“I think it grew out of my frustration as a painter,” Daniel Wagner says, looking around at the many canvases lying about his cluttered Provincetown Commons studio. “What do I do with all this stuff? Are they more valuable in the trash than they are on the wall? Is this painting more valuable when it becomes part of a whole?”
Wagner, who shows at Sarah Jessica Fine Arts in Provincetown, is hoping to find the answer to those questions in an exhibit of recent work that he’s set up at the Commons through Nov. 14, with a reception on Friday the 5th. These new paintings are covered with cut-up pieces of earlier paintings, along with mesh and other materials. The resulting artworks are layered collages and assemblages: some appear deceptively flat unless you inspect them closely, while others are clearly three-dimensional.
Large and small, the paintings are “abstract in spirit,” Wagner says. “But there are always figures. I had a stack of 50 or 60 12-by-12s with figures on them that I used.”
The inspiration for the series was a model Wagner created as part of a competition for an outdoor sculpture installation at the Commons. The model was of a jumble of black steel drums filled with paintings, many of them spilling out. It wasn’t chosen in the end, but this little sculpture of an art trash pile gave him an idea: “Can these paintings I discarded as trash become art?” He thought it over, he says, and “I took a knife to my paintings and made collages out of them.”
Wagner came around to being an artist later in life. He grew up in a small town in rural northeastern Wisconsin. “It was a very provincial place,” he says. “We didn’t have art. I didn’t know that people could actually have careers in art. I didn’t know what an art museum was until I went to college.”
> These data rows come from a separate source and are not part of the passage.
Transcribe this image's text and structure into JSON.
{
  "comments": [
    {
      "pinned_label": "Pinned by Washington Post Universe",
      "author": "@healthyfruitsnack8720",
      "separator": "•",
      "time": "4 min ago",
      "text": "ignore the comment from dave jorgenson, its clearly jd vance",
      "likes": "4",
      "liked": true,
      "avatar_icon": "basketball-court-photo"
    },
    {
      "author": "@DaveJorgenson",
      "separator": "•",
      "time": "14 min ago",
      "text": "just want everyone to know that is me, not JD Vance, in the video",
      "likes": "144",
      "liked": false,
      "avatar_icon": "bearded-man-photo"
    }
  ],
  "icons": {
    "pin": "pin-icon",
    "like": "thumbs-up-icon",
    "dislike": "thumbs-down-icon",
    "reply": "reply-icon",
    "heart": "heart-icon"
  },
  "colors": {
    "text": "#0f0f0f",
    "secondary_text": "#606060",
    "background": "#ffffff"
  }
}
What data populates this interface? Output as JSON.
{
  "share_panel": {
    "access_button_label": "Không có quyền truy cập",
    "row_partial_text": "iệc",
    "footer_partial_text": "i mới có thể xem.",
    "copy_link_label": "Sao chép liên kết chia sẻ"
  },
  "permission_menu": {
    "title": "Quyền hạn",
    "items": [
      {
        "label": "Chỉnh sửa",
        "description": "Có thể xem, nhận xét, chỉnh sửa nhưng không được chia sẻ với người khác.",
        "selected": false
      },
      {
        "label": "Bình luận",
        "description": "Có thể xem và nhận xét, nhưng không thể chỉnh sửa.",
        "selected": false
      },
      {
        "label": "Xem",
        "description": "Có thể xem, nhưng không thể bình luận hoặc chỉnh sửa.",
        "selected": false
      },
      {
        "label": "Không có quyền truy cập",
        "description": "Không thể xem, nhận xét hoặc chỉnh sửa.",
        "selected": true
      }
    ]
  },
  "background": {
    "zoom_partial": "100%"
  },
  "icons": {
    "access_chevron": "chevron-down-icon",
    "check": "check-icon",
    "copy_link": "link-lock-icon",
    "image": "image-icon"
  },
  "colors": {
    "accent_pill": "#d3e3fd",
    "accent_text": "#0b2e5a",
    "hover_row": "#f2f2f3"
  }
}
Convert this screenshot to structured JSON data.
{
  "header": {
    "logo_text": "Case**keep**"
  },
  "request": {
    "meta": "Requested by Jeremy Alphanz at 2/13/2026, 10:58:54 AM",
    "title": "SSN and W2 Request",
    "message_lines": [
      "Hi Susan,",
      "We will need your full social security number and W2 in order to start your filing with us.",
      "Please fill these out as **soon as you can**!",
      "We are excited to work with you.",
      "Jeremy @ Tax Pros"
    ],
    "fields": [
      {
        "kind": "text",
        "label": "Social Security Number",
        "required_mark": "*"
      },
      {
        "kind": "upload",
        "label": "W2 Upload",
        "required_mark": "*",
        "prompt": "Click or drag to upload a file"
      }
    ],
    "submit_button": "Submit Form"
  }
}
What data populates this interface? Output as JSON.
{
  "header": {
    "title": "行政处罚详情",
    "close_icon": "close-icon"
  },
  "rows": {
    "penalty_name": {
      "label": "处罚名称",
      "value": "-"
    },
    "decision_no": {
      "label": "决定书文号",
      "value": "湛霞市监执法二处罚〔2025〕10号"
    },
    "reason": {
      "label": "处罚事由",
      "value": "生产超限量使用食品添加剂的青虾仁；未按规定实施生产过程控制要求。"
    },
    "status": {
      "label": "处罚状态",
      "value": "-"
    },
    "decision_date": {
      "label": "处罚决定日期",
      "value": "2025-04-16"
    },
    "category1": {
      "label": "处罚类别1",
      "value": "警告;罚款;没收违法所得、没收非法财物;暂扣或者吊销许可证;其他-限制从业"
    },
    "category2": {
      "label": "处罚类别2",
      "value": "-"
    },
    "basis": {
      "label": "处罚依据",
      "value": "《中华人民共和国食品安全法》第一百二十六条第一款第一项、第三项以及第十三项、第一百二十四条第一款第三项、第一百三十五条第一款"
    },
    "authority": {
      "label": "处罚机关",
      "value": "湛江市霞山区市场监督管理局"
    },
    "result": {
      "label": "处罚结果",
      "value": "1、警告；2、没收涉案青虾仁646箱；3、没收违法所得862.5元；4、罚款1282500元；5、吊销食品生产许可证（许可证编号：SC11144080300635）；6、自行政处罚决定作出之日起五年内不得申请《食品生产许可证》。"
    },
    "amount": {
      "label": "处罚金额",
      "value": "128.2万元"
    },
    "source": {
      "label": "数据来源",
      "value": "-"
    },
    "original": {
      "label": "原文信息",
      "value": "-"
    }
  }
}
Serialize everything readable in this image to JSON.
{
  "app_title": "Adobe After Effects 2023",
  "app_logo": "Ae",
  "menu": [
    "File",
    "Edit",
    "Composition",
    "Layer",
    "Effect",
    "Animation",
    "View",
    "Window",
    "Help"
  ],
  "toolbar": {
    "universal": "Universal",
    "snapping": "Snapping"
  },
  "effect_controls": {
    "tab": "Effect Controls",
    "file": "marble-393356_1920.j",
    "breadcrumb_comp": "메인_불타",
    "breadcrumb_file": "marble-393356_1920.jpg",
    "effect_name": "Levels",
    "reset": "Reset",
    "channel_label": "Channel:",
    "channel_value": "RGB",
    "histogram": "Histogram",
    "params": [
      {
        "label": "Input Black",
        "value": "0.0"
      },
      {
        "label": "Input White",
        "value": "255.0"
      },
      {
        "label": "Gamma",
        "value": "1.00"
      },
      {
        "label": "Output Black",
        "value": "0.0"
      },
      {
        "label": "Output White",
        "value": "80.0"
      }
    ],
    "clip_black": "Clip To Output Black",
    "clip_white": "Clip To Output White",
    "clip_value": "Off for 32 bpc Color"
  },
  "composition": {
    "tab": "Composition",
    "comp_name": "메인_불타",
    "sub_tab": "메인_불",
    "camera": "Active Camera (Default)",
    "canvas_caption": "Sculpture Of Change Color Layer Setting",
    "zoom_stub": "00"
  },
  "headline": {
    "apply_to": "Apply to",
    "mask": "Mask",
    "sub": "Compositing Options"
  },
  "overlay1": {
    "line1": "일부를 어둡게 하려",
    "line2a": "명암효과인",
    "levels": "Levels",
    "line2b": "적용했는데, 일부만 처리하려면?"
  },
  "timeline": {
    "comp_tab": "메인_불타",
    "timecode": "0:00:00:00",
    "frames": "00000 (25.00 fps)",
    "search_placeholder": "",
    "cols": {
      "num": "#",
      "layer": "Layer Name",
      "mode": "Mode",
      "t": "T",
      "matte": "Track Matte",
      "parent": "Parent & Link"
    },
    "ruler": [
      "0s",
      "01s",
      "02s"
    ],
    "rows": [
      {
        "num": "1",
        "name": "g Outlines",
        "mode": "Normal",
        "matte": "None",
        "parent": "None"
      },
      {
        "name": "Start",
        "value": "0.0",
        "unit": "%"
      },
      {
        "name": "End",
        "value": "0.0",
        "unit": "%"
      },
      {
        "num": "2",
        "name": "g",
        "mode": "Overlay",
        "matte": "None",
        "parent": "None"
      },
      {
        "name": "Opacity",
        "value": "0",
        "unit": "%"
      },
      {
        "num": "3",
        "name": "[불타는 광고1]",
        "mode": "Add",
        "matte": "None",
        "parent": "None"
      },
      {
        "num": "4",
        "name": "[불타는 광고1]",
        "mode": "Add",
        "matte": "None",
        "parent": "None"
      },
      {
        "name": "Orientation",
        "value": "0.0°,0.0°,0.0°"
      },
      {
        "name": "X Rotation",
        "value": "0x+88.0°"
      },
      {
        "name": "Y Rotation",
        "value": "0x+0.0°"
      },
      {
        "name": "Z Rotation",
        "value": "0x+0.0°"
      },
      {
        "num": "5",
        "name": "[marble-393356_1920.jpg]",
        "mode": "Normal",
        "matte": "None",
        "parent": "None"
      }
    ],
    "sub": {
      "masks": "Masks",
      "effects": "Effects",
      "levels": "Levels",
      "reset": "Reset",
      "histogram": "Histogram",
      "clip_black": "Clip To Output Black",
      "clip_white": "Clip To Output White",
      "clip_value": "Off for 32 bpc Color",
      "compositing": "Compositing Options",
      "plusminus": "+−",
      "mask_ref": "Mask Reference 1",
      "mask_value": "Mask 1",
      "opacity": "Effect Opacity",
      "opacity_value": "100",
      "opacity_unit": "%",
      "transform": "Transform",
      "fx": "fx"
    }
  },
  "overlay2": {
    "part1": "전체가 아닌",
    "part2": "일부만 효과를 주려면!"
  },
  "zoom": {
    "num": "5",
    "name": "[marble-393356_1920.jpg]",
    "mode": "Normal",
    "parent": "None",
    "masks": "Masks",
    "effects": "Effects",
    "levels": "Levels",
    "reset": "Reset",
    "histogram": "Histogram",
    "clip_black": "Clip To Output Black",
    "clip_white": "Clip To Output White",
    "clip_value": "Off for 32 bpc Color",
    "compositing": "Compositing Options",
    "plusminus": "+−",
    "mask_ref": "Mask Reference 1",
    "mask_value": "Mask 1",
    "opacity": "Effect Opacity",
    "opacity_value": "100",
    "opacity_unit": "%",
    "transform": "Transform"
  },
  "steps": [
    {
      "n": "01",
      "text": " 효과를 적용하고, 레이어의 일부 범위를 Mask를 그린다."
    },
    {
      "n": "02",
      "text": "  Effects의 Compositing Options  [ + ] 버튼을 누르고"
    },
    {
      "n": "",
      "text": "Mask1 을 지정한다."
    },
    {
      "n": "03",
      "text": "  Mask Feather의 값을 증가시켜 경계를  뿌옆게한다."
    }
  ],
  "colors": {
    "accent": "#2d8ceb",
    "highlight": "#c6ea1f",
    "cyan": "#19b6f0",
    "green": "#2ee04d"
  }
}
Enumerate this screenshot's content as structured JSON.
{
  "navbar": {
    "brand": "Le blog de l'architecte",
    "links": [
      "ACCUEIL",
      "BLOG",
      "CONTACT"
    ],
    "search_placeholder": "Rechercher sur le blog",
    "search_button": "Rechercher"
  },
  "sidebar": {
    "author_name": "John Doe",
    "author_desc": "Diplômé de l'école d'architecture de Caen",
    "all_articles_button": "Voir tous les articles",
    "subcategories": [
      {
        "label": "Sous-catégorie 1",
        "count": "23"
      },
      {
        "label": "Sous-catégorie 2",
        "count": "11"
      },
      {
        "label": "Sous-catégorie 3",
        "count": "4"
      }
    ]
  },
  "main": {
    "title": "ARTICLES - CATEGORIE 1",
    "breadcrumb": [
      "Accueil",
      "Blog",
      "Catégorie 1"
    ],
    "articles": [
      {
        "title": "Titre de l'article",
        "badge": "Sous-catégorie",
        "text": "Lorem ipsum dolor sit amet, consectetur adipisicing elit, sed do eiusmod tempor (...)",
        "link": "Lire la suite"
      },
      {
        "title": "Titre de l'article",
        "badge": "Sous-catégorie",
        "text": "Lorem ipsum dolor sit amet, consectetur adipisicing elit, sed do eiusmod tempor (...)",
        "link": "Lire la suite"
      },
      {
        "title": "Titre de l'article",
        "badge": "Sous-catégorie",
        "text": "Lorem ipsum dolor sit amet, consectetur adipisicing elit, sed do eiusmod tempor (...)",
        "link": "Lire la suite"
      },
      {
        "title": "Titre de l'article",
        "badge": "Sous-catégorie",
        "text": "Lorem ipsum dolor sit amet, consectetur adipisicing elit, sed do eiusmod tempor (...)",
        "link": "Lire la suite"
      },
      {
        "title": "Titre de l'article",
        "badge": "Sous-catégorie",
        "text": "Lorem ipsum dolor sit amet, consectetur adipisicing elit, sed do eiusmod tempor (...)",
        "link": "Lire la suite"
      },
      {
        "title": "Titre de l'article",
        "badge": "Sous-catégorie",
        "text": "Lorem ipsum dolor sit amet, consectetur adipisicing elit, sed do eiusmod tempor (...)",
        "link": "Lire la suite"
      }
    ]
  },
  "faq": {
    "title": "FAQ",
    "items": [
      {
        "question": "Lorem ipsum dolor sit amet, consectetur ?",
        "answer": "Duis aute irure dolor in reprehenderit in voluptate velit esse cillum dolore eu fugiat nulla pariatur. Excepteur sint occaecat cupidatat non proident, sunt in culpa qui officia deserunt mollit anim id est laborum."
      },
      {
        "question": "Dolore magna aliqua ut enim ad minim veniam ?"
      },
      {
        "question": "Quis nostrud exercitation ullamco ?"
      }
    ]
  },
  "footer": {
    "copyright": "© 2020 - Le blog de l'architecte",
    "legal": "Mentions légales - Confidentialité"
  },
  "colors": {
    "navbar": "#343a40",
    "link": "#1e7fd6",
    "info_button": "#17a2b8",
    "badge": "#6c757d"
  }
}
He studied architecture at the University of Minnesota. “I knew from drafting classes in high school that I wanted to be an architect,” Wagner says. “I ended up being a technical architect more than anything. I would make the pretty pictures work, coordinating with structural and mechanical engineers. Pure corporate architecture — high rises and super high rises. An 88-story building in Shanghai. I was there for a year and a half for its construction.”
He worked at major firms in Chicago, including Skidmore, Owings & Merrill, for more than 25 years. “I love Chicago,” Wagner says. “I went back a few weeks ago. It was great to be there again — the energy of the city, great architecture. Hearing the L go by. I went downtown to see the Art Institute. It’s humbling going to that museum. You think of your paintings and wonder, what am I doing?”
It was his health that made him think of becoming a painter. “I had a liver transplant,” he says, and, after recovering, “it was hard to keep up with fellow workers. In corporate architecture, you work 80 to 90 hours a week.”
Being largely self-taught as an artist, he says he was attracted to “strange things,” which, he learned, were abstractions. He read up on Hans Hofmann’s push-and-pull color theory. “Not knowing much, I went to an old bookstore and came upon it,” he says.
He started painting as much as he could. “I did the art fair circuit to sell my work,” Wagner says. “In the Midwest, it’s very popular. Every weekend, I loaded up my little truck and pitched a tent. Anybody or everybody walks into your tent — you get people who understand art and people who don’t.” One day, he remembers, “This little grandmother came up to me and said, ‘You’re blessed.’ I didn’t have any sales that day, but that was all I needed.”
He came to Provincetown for a one-month vacation in 2012. “I fell in love with it,” he says. “The first five years, I came back in the winter, because it was affordable. I kept myself busy with figure drawing, at PAAM,” referring, of course, to the Provincetown Art Association and Museum. In 2016, he moved here for good.
Which brings him to the Commons, and his new show. “It’s hard, as an abstractionist, to come with a style or body of work,” Wagner says. “You’re exploring and doing new things all the time. It’s not like being a realist — they just work on their skills as a realist. I never thought I’d be playing around with collage. Or found art. Trash turned into art. But putting another painting on top of it helps to simplify a painting. I felt I had too much going on.”
Push, Pull, and Paste
The event: “Suspended Action,” a show of new works by Daniel Wagner
The time: Opening reception Friday, Nov. 5, 5 to 7 p.m.; on view through Nov. 14
The place: Provincetown Commons, 46 Bradford St.
The cost: Free